Data about app and page elements

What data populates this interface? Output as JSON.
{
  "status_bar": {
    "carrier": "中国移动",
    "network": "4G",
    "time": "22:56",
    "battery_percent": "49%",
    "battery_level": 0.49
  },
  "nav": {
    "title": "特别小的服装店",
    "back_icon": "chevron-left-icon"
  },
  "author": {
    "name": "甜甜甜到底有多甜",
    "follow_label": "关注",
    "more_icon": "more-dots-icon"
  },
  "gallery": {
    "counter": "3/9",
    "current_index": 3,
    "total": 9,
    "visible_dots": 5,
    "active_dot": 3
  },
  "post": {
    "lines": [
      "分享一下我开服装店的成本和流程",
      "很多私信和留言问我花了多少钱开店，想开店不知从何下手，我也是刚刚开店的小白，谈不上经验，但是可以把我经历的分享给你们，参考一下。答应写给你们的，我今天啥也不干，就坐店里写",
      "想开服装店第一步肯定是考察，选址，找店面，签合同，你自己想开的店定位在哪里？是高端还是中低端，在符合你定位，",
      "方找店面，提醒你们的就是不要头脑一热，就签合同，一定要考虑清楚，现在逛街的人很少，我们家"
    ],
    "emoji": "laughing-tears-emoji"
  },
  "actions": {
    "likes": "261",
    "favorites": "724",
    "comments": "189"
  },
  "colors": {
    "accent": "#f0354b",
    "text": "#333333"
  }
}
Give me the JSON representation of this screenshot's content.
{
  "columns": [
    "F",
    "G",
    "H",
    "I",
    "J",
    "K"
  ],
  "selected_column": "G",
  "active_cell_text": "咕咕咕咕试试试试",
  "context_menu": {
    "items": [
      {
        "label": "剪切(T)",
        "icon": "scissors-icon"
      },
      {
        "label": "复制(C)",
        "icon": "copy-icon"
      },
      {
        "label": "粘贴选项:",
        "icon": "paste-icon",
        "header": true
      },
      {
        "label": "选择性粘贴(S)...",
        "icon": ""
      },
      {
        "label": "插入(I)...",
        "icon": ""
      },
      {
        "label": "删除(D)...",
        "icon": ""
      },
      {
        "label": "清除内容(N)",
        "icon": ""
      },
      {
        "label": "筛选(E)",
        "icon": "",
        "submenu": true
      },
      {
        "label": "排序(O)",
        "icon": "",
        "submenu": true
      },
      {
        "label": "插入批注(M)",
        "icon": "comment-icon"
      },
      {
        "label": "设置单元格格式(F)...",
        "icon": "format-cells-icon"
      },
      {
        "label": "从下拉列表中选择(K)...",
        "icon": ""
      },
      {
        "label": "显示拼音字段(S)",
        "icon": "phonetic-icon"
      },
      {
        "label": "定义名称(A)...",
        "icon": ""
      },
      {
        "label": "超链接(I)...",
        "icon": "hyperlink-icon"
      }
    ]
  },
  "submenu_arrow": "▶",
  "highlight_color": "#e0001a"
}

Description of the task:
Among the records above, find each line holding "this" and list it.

Output below:
What data populates this interface? Output as JSON.
Give me the JSON representation of this screenshot's content.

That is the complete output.